Show Summary Details

Page of

PRINTED FROM OXFORD HANDBOOKS ONLINE (www.oxfordhandbooks.com). © Oxford University Press, 2018. All Rights Reserved. Under the terms of the licence agreement, an individual user may print out a PDF of a single chapter of a title in Oxford Handbooks Online for personal use (for details see Privacy Policy and Legal Notice).

date: 26 January 2020

Abstract and Keywords

The eighteenth century provided the socio-economic, cultural, and philosophical conditions wherein the novel, a ‘new species of writing’, could flourish. The restive theological climate of the time, with its threatening extremes of enthusiasm and deism, also coloured the outlook of the pioneer novelists of the time.
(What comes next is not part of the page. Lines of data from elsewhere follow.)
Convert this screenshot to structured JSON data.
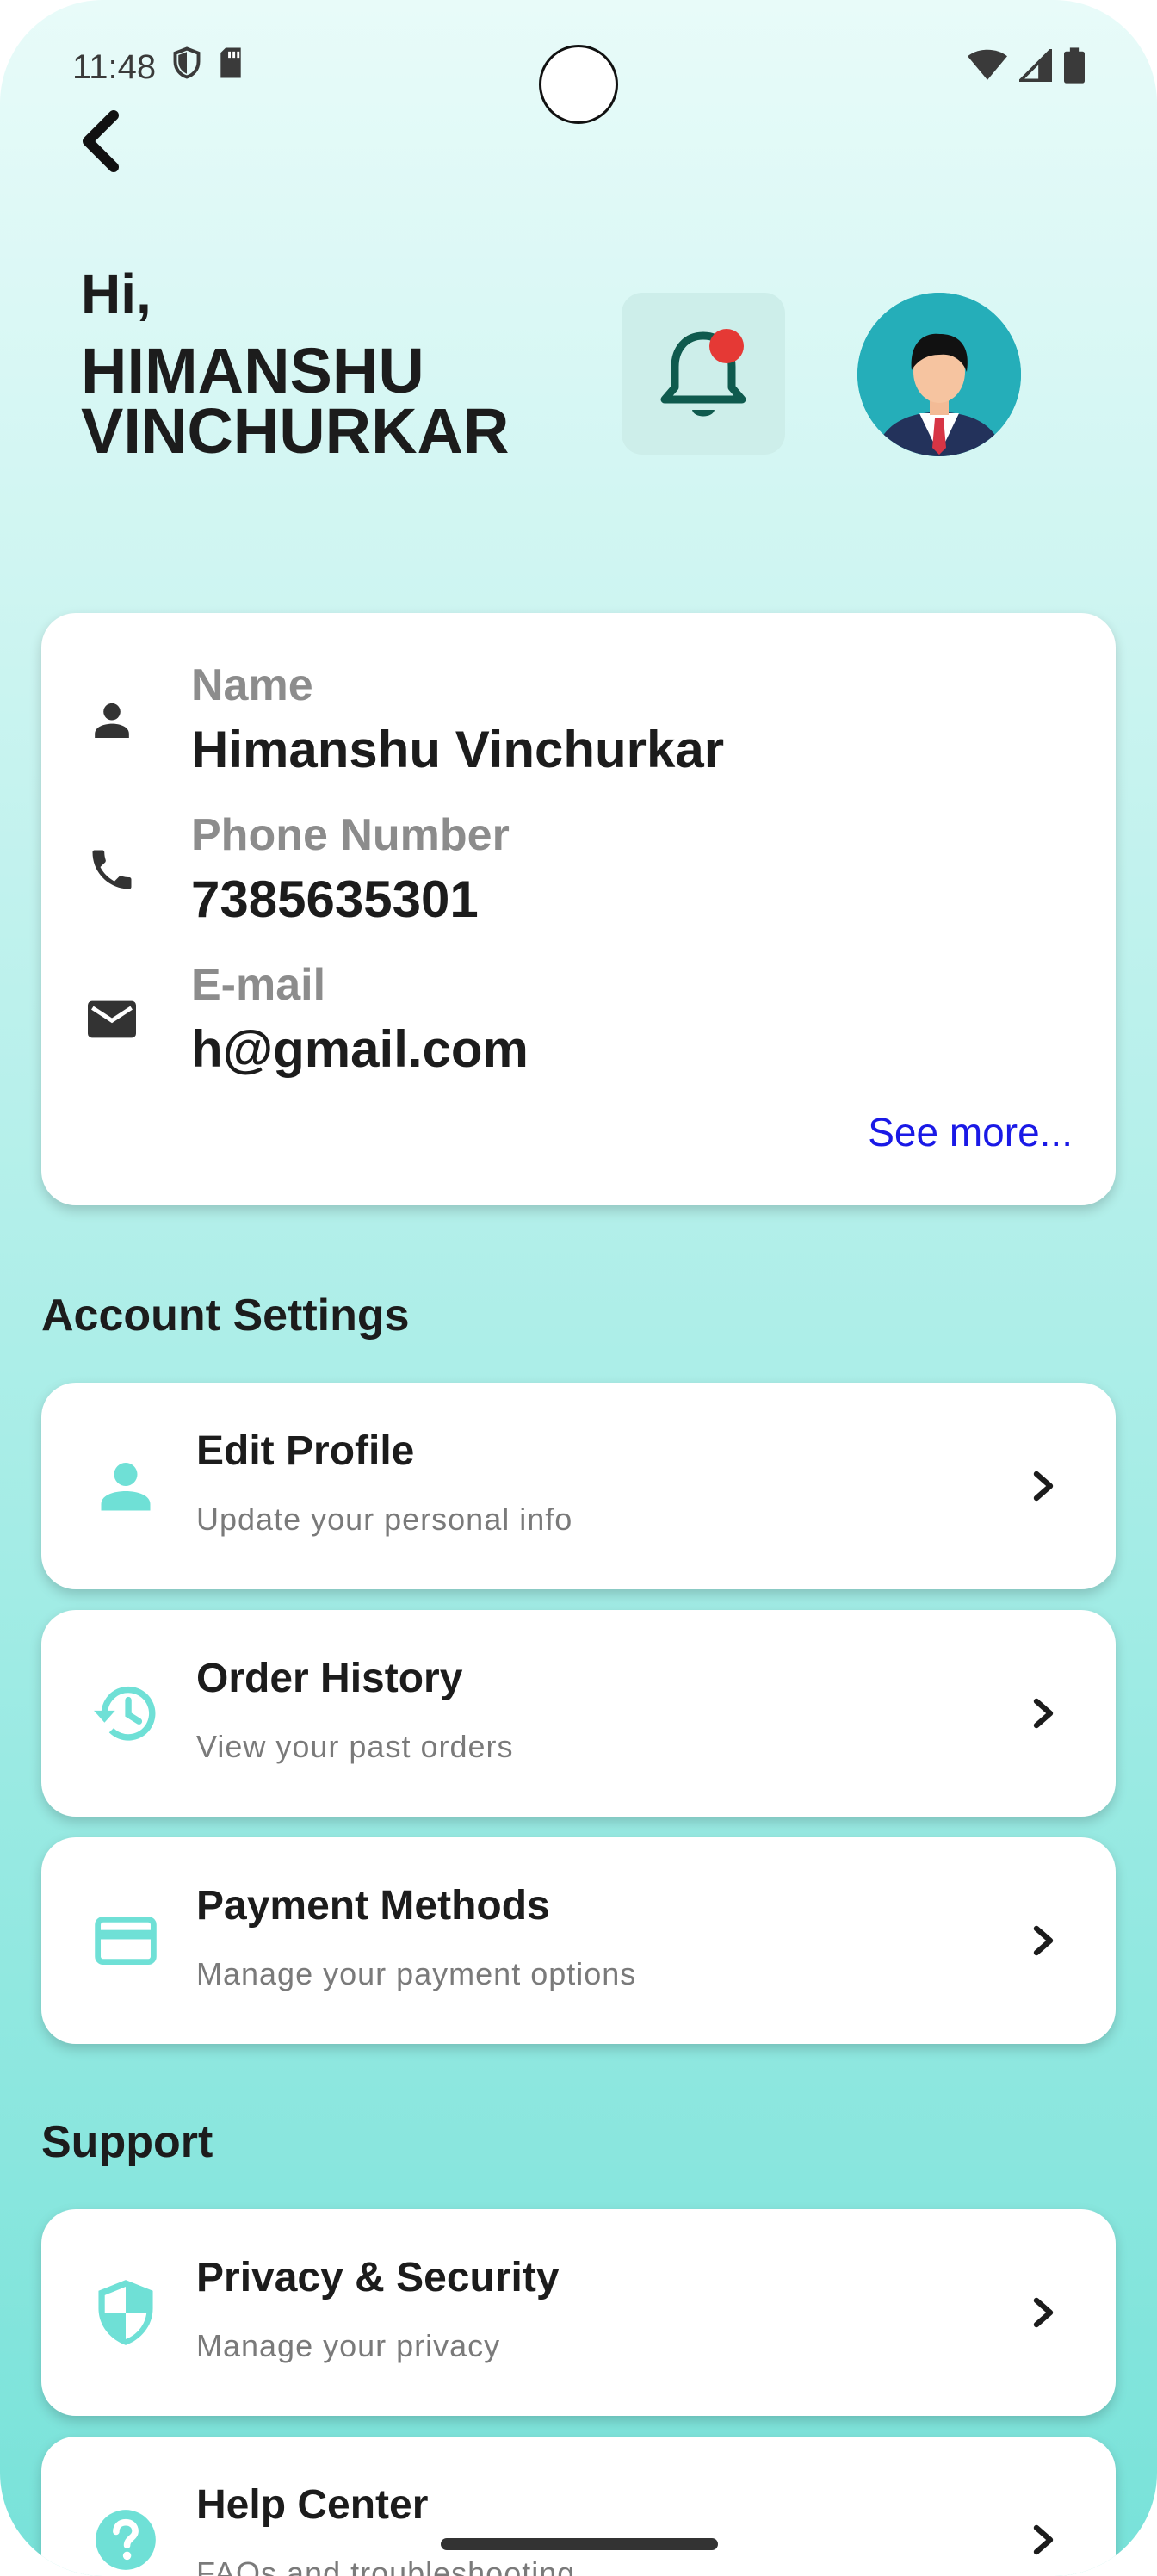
{
  "status_bar": {
    "time": "11:48"
  },
  "header": {
    "greeting": "Hi,",
    "user_name": "HIMANSHU VINCHURKAR"
  },
  "profile_card": {
    "name_label": "Name",
    "name_value": "Himanshu Vinchurkar",
    "phone_label": "Phone Number",
    "phone_value": "7385635301",
    "email_label": "E-mail",
    "email_value": "h@gmail.com",
    "see_more": "See more..."
  },
  "account_settings": {
    "title": "Account Settings",
    "items": [
      {
        "title": "Edit Profile",
        "subtitle": "Update your personal info",
        "icon": "person-icon"
      },
      {
        "title": "Order History",
        "subtitle": "View your past orders",
        "icon": "history-icon"
      },
      {
        "title": "Payment Methods",
        "subtitle": "Manage your payment options",
        "icon": "credit-card-icon"
      }
    ]
  },
  "support": {
    "title": "Support",
    "items": [
      {
        "title": "Privacy & Security",
        "subtitle": "Manage your privacy",
        "icon": "shield-icon"
      },
      {
        "title": "Help Center",
        "subtitle": "FAQs and troubleshooting",
        "icon": "help-icon"
      }
    ]
  },
  "colors": {
    "accent": "#6fe0d6",
    "link": "#1a19e6",
    "notification_dot": "#e53935",
    "bell": "#0f5a4e"
  }
}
Reliance upon the providence of God in a world increasingly perceived as unstable served as a major thematic backcloth. This article traces a slow but steady movement in the presentation of the place of the divine from the somewhat artless representation of providence in the work of Daniel Defoe, through Samuel Richardson's world as a proving ground of suffering and redemption. It also examines Laurence Sterne's The Life and Opinions of Tristram Shandy and Henry Fielding's attempts to reassure people with his Shaftesburian morality that all is well.

Keywords: providence, theism, Robinson Crusoe, Daniel Defoe, Samuel Richardson, Henry Fielding
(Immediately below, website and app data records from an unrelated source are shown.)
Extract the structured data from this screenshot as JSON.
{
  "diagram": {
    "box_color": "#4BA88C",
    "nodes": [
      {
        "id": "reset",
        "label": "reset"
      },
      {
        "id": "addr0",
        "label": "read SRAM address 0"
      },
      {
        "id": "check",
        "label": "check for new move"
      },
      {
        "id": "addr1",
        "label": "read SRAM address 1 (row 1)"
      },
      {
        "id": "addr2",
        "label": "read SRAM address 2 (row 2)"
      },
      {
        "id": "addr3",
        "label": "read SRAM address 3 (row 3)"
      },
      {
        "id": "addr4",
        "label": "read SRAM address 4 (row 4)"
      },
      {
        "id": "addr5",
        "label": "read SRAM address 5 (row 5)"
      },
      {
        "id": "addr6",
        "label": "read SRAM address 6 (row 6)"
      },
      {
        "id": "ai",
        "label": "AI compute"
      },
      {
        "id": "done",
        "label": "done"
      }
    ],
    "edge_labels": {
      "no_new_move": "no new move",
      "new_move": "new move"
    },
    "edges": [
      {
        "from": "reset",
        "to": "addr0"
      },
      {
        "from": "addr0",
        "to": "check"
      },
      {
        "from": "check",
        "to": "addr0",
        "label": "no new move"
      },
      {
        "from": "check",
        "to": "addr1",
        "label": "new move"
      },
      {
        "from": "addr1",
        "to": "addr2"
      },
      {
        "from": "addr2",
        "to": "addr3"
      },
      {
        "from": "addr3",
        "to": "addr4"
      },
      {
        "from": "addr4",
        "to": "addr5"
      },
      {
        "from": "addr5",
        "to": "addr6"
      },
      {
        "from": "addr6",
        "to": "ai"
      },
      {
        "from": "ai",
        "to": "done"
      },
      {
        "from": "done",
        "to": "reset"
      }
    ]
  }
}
Access to the complete content on Oxford Handbooks Online requires a subscription or purchase. Public users are able to search the site and view the abstracts and keywords for each book and chapter without a subscription.

Please subscribe or login to access full text content.

If you have purchased a print title that contains an access token, please see the token for information about how to register your code.

For questions on access or troubleshooting, please check our FAQs, and if you can''t find the answer there, please contact us.